Just as antibiotic resistance by disease-causing bacteria poses a huge challenge to human and veterinary medicine, resistance of crop pests to chemicals is a major issue for food security and farm incomes.
The Hoosfield experiment at Rothamsted Research was started in 1852, and has seen cultivation of continuous spring barley ever since. Originally designed to test the effects of different inorganic fertilisers (N, P, K, Magnesium and sodium silicate), and farmyard manure, the experiment provides a globally unique opportunity to monitor the rise and fall of different bacteria and fungi that cause crop disease.
Researchers are investigating shifts in sensitivity to azoles, an important class of fungicides, analysed samples of infected barley leaves that were collected in the 19th Century.
These showed that an ancient gene CYP51A, found in the leaf blotch fungus, had almost been lost from the fungal gene pool but re-emerged in the late 20th century as the gene helps the pathogen to cope with azole fungicides treatments.
This research provides important insights into the way that, just as in humans and animals, disease-causing microbes respond to the world around them. It also offers researchers a more detailed understanding of the evolution of resistance, which will help with the development of practical solutions.

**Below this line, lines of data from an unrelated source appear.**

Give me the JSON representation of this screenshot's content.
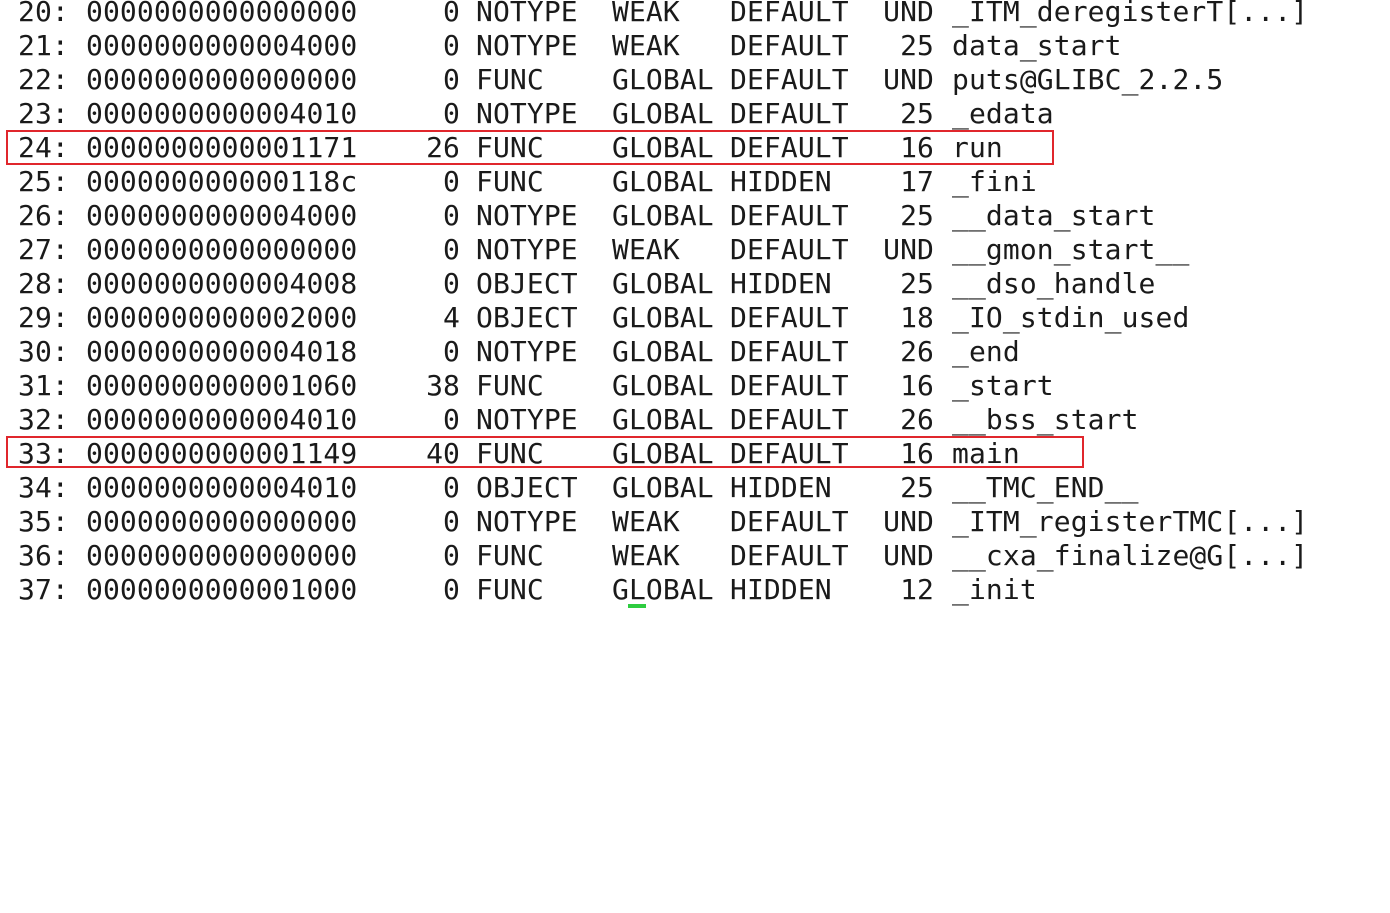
{
  "terminal": {
    "rows": [
      {
        "num": "20:",
        "value": "0000000000000000",
        "size": "0",
        "type": "NOTYPE",
        "bind": "WEAK",
        "vis": "DEFAULT",
        "ndx": "UND",
        "name": "_ITM_deregisterT[...]"
      },
      {
        "num": "21:",
        "value": "0000000000004000",
        "size": "0",
        "type": "NOTYPE",
        "bind": "WEAK",
        "vis": "DEFAULT",
        "ndx": "25",
        "name": "data_start"
      },
      {
        "num": "22:",
        "value": "0000000000000000",
        "size": "0",
        "type": "FUNC",
        "bind": "GLOBAL",
        "vis": "DEFAULT",
        "ndx": "UND",
        "name": "puts@GLIBC_2.2.5"
      },
      {
        "num": "23:",
        "value": "0000000000004010",
        "size": "0",
        "type": "NOTYPE",
        "bind": "GLOBAL",
        "vis": "DEFAULT",
        "ndx": "25",
        "name": "_edata"
      },
      {
        "num": "24:",
        "value": "0000000000001171",
        "size": "26",
        "type": "FUNC",
        "bind": "GLOBAL",
        "vis": "DEFAULT",
        "ndx": "16",
        "name": "run"
      },
      {
        "num": "25:",
        "value": "000000000000118c",
        "size": "0",
        "type": "FUNC",
        "bind": "GLOBAL",
        "vis": "HIDDEN",
        "ndx": "17",
        "name": "_fini"
      },
      {
        "num": "26:",
        "value": "0000000000004000",
        "size": "0",
        "type": "NOTYPE",
        "bind": "GLOBAL",
        "vis": "DEFAULT",
        "ndx": "25",
        "name": "__data_start"
      },
      {
        "num": "27:",
        "value": "0000000000000000",
        "size": "0",
        "type": "NOTYPE",
        "bind": "WEAK",
        "vis": "DEFAULT",
        "ndx": "UND",
        "name": "__gmon_start__"
      },
      {
        "num": "28:",
        "value": "0000000000004008",
        "size": "0",
        "type": "OBJECT",
        "bind": "GLOBAL",
        "vis": "HIDDEN",
        "ndx": "25",
        "name": "__dso_handle"
      },
      {
        "num": "29:",
        "value": "0000000000002000",
        "size": "4",
        "type": "OBJECT",
        "bind": "GLOBAL",
        "vis": "DEFAULT",
        "ndx": "18",
        "name": "_IO_stdin_used"
      },
      {
        "num": "30:",
        "value": "0000000000004018",
        "size": "0",
        "type": "NOTYPE",
        "bind": "GLOBAL",
        "vis": "DEFAULT",
        "ndx": "26",
        "name": "_end"
      },
      {
        "num": "31:",
        "value": "0000000000001060",
        "size": "38",
        "type": "FUNC",
        "bind": "GLOBAL",
        "vis": "DEFAULT",
        "ndx": "16",
        "name": "_start"
      },
      {
        "num": "32:",
        "value": "0000000000004010",
        "size": "0",
        "type": "NOTYPE",
        "bind": "GLOBAL",
        "vis": "DEFAULT",
        "ndx": "26",
        "name": "__bss_start"
      },
      {
        "num": "33:",
        "value": "0000000000001149",
        "size": "40",
        "type": "FUNC",
        "bind": "GLOBAL",
        "vis": "DEFAULT",
        "ndx": "16",
        "name": "main"
      },
      {
        "num": "34:",
        "value": "0000000000004010",
        "size": "0",
        "type": "OBJECT",
        "bind": "GLOBAL",
        "vis": "HIDDEN",
        "ndx": "25",
        "name": "__TMC_END__"
      },
      {
        "num": "35:",
        "value": "0000000000000000",
        "size": "0",
        "type": "NOTYPE",
        "bind": "WEAK",
        "vis": "DEFAULT",
        "ndx": "UND",
        "name": "_ITM_registerTMC[...]"
      },
      {
        "num": "36:",
        "value": "0000000000000000",
        "size": "0",
        "type": "FUNC",
        "bind": "WEAK",
        "vis": "DEFAULT",
        "ndx": "UND",
        "name": "__cxa_finalize@G[...]"
      },
      {
        "num": "37:",
        "value": "0000000000001000",
        "size": "0",
        "type": "FUNC",
        "bind": "GLOBAL",
        "vis": "HIDDEN",
        "ndx": "12",
        "name": "_init"
      }
    ]
  },
  "colors": {
    "text": "#1a1a1a",
    "background": "#ffffff",
    "highlight_border": "#e0262c",
    "cursor": "#2ecc40"
  }
}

Dr Bart Fraaije, lead scientist at Rothamsted Research, commented that he had to admire the foresight of the Rothamsted founders in keeping the samples “this means we can analyse samples from the 19th Century with 21st Century DNA sequencing technology” he says.